**What needs to be done:** Print the whole listing again exactly, keeping no pictures in it.

============

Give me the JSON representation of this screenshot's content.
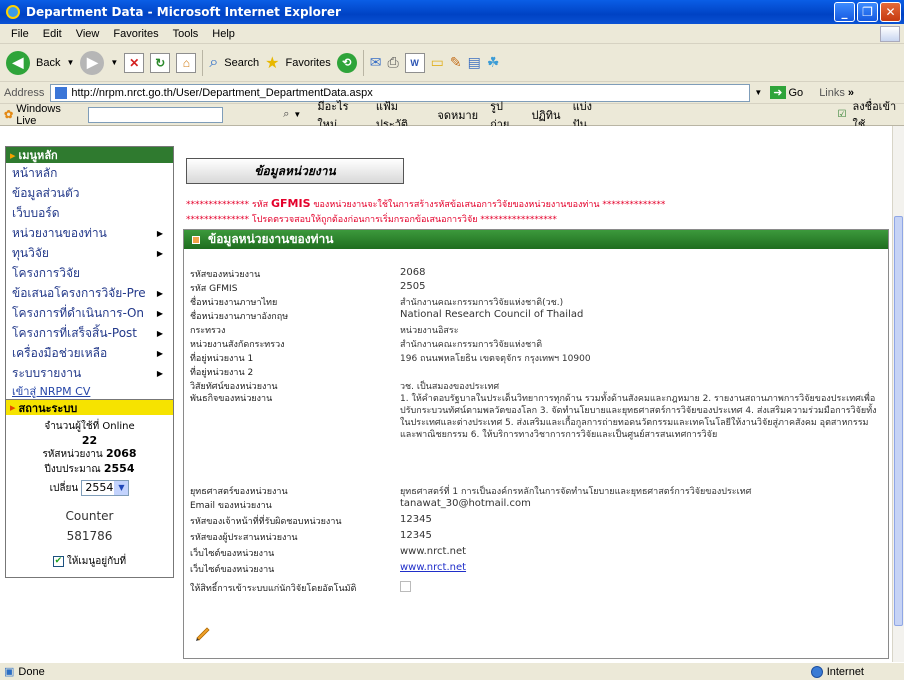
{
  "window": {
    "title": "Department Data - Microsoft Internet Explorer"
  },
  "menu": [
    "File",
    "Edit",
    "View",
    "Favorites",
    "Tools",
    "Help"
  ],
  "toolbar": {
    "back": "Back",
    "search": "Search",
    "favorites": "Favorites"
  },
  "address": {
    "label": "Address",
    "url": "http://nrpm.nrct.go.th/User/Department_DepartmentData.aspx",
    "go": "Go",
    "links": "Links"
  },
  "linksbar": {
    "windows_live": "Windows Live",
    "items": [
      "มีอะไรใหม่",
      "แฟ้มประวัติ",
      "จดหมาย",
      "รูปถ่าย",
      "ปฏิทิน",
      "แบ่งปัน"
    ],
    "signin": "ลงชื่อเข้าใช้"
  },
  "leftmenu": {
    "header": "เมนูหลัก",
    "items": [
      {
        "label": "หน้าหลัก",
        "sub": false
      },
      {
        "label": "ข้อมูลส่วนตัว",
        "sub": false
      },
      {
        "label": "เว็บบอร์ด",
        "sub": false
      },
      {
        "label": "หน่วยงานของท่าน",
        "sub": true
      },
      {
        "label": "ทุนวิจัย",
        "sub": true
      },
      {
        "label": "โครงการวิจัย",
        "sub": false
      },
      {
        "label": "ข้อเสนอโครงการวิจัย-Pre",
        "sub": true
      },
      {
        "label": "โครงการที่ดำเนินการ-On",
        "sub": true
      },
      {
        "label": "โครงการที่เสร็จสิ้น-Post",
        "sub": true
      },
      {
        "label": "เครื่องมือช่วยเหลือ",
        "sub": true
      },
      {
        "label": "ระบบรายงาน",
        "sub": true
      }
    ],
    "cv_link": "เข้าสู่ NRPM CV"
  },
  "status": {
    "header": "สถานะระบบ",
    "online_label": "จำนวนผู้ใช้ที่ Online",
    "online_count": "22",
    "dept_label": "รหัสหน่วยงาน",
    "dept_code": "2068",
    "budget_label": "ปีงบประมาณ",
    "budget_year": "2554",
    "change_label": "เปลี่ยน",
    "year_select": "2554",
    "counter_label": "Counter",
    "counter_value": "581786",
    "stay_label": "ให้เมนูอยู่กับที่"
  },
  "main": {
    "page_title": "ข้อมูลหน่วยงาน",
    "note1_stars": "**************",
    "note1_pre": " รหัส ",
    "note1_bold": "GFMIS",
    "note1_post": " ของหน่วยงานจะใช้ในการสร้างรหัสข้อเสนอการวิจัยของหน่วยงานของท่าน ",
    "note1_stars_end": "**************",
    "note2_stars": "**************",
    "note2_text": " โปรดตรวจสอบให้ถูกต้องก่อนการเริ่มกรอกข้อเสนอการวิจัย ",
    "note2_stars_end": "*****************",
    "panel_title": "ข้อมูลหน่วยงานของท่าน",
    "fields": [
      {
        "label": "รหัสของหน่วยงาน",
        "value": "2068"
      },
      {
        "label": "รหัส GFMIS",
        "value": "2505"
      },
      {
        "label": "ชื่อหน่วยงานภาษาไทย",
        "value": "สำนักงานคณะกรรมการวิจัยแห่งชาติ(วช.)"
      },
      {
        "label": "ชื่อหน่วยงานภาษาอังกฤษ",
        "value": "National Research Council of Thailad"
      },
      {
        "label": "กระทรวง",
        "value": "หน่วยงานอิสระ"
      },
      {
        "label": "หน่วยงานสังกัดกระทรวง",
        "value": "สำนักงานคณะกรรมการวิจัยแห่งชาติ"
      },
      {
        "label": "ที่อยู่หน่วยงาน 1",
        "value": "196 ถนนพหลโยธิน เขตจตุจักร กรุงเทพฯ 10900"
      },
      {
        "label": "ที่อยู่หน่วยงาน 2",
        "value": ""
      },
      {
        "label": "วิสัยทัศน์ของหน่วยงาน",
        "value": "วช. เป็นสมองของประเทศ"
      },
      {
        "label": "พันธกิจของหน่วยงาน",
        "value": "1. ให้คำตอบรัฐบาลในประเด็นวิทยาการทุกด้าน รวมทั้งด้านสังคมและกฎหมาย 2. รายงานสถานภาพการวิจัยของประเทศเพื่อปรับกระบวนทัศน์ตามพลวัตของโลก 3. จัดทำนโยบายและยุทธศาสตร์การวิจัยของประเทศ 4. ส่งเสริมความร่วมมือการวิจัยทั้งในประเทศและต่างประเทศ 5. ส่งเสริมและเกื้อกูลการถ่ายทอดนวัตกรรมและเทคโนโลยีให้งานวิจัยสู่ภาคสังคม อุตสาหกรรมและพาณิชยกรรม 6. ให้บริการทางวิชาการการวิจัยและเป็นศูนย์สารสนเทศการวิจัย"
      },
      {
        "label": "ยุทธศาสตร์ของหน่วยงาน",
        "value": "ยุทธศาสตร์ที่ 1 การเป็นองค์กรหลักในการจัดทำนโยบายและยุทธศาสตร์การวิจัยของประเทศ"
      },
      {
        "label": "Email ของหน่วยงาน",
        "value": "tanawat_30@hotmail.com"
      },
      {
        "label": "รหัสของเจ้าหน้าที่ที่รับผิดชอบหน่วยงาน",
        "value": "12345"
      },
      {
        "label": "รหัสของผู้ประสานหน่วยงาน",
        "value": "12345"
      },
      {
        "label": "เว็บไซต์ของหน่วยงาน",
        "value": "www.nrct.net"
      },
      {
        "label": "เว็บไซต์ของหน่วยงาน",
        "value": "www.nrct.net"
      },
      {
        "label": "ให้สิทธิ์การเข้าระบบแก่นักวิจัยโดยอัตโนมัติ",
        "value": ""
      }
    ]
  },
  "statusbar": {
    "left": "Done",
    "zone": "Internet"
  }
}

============

**Task answer:**
Give me the JSON representation of this screenshot's content.
{
  "window": {
    "title": "Department Data - Microsoft Internet Explorer"
  },
  "menu": [
    "File",
    "Edit",
    "View",
    "Favorites",
    "Tools",
    "Help"
  ],
  "toolbar": {
    "back": "Back",
    "search": "Search",
    "favorites": "Favorites"
  },
  "address": {
    "label": "Address",
    "url": "http://nrpm.nrct.go.th/User/Department_DepartmentData.aspx",
    "go": "Go",
    "links": "Links"
  },
  "linksbar": {
    "windows_live": "Windows Live",
    "items": [
      "มีอะไรใหม่",
      "แฟ้มประวัติ",
      "จดหมาย",
      "รูปถ่าย",
      "ปฏิทิน",
      "แบ่งปัน"
    ],
    "signin": "ลงชื่อเข้าใช้"
  },
  "leftmenu": {
    "header": "เมนูหลัก",
    "items": [
      {
        "label": "หน้าหลัก",
        "sub": false
      },
      {
        "label": "ข้อมูลส่วนตัว",
        "sub": false
      },
      {
        "label": "เว็บบอร์ด",
        "sub": false
      },
      {
        "label": "หน่วยงานของท่าน",
        "sub": true
      },
      {
        "label": "ทุนวิจัย",
        "sub": true
      },
      {
        "label": "โครงการวิจัย",
        "sub": false
      },
      {
        "label": "ข้อเสนอโครงการวิจัย-Pre",
        "sub": true
      },
      {
        "label": "โครงการที่ดำเนินการ-On",
        "sub": true
      },
      {
        "label": "โครงการที่เสร็จสิ้น-Post",
        "sub": true
      },
      {
        "label": "เครื่องมือช่วยเหลือ",
        "sub": true
      },
      {
        "label": "ระบบรายงาน",
        "sub": true
      }
    ],
    "cv_link": "เข้าสู่ NRPM CV"
  },
  "status": {
    "header": "สถานะระบบ",
    "online_label": "จำนวนผู้ใช้ที่ Online",
    "online_count": "22",
    "dept_label": "รหัสหน่วยงาน",
    "dept_code": "2068",
    "budget_label": "ปีงบประมาณ",
    "budget_year": "2554",
    "change_label": "เปลี่ยน",
    "year_select": "2554",
    "counter_label": "Counter",
    "counter_value": "581786",
    "stay_label": "ให้เมนูอยู่กับที่"
  },
  "main": {
    "page_title": "ข้อมูลหน่วยงาน",
    "note1_stars": "**************",
    "note1_pre": " รหัส ",
    "note1_bold": "GFMIS",
    "note1_post": " ของหน่วยงานจะใช้ในการสร้างรหัสข้อเสนอการวิจัยของหน่วยงานของท่าน ",
    "note1_stars_end": "**************",
    "note2_stars": "**************",
    "note2_text": " โปรดตรวจสอบให้ถูกต้องก่อนการเริ่มกรอกข้อเสนอการวิจัย ",
    "note2_stars_end": "*****************",
    "panel_title": "ข้อมูลหน่วยงานของท่าน",
    "fields": [
      {
        "label": "รหัสของหน่วยงาน",
        "value": "2068"
      },
      {
        "label": "รหัส GFMIS",
        "value": "2505"
      },
      {
        "label": "ชื่อหน่วยงานภาษาไทย",
        "value": "สำนักงานคณะกรรมการวิจัยแห่งชาติ(วช.)"
      },
      {
        "label": "ชื่อหน่วยงานภาษาอังกฤษ",
        "value": "National Research Council of Thailad"
      },
      {
        "label": "กระทรวง",
        "value": "หน่วยงานอิสระ"
      },
      {
        "label": "หน่วยงานสังกัดกระทรวง",
        "value": "สำนักงานคณะกรรมการวิจัยแห่งชาติ"
      },
      {
        "label": "ที่อยู่หน่วยงาน 1",
        "value": "196 ถนนพหลโยธิน เขตจตุจักร กรุงเทพฯ 10900"
      },
      {
        "label": "ที่อยู่หน่วยงาน 2",
        "value": ""
      },
      {
        "label": "วิสัยทัศน์ของหน่วยงาน",
        "value": "วช. เป็นสมองของประเทศ"
      },
      {
        "label": "พันธกิจของหน่วยงาน",
        "value": "1. ให้คำตอบรัฐบาลในประเด็นวิทยาการทุกด้าน รวมทั้งด้านสังคมและกฎหมาย 2. รายงานสถานภาพการวิจัยของประเทศเพื่อปรับกระบวนทัศน์ตามพลวัตของโลก 3. จัดทำนโยบายและยุทธศาสตร์การวิจัยของประเทศ 4. ส่งเสริมความร่วมมือการวิจัยทั้งในประเทศและต่างประเทศ 5. ส่งเสริมและเกื้อกูลการถ่ายทอดนวัตกรรมและเทคโนโลยีให้งานวิจัยสู่ภาคสังคม อุตสาหกรรมและพาณิชยกรรม 6. ให้บริการทางวิชาการการวิจัยและเป็นศูนย์สารสนเทศการวิจัย"
      },
      {
        "label": "ยุทธศาสตร์ของหน่วยงาน",
        "value": "ยุทธศาสตร์ที่ 1 การเป็นองค์กรหลักในการจัดทำนโยบายและยุทธศาสตร์การวิจัยของประเทศ"
      },
      {
        "label": "Email ของหน่วยงาน",
        "value": "tanawat_30@hotmail.com"
      },
      {
        "label": "รหัสของเจ้าหน้าที่ที่รับผิดชอบหน่วยงาน",
        "value": "12345"
      },
      {
        "label": "รหัสของผู้ประสานหน่วยงาน",
        "value": "12345"
      },
      {
        "label": "เว็บไซต์ของหน่วยงาน",
        "value": "www.nrct.net"
      },
      {
        "label": "เว็บไซต์ของหน่วยงาน",
        "value": "www.nrct.net"
      },
      {
        "label": "ให้สิทธิ์การเข้าระบบแก่นักวิจัยโดยอัตโนมัติ",
        "value": ""
      }
    ]
  },
  "statusbar": {
    "left": "Done",
    "zone": "Internet"
  }
}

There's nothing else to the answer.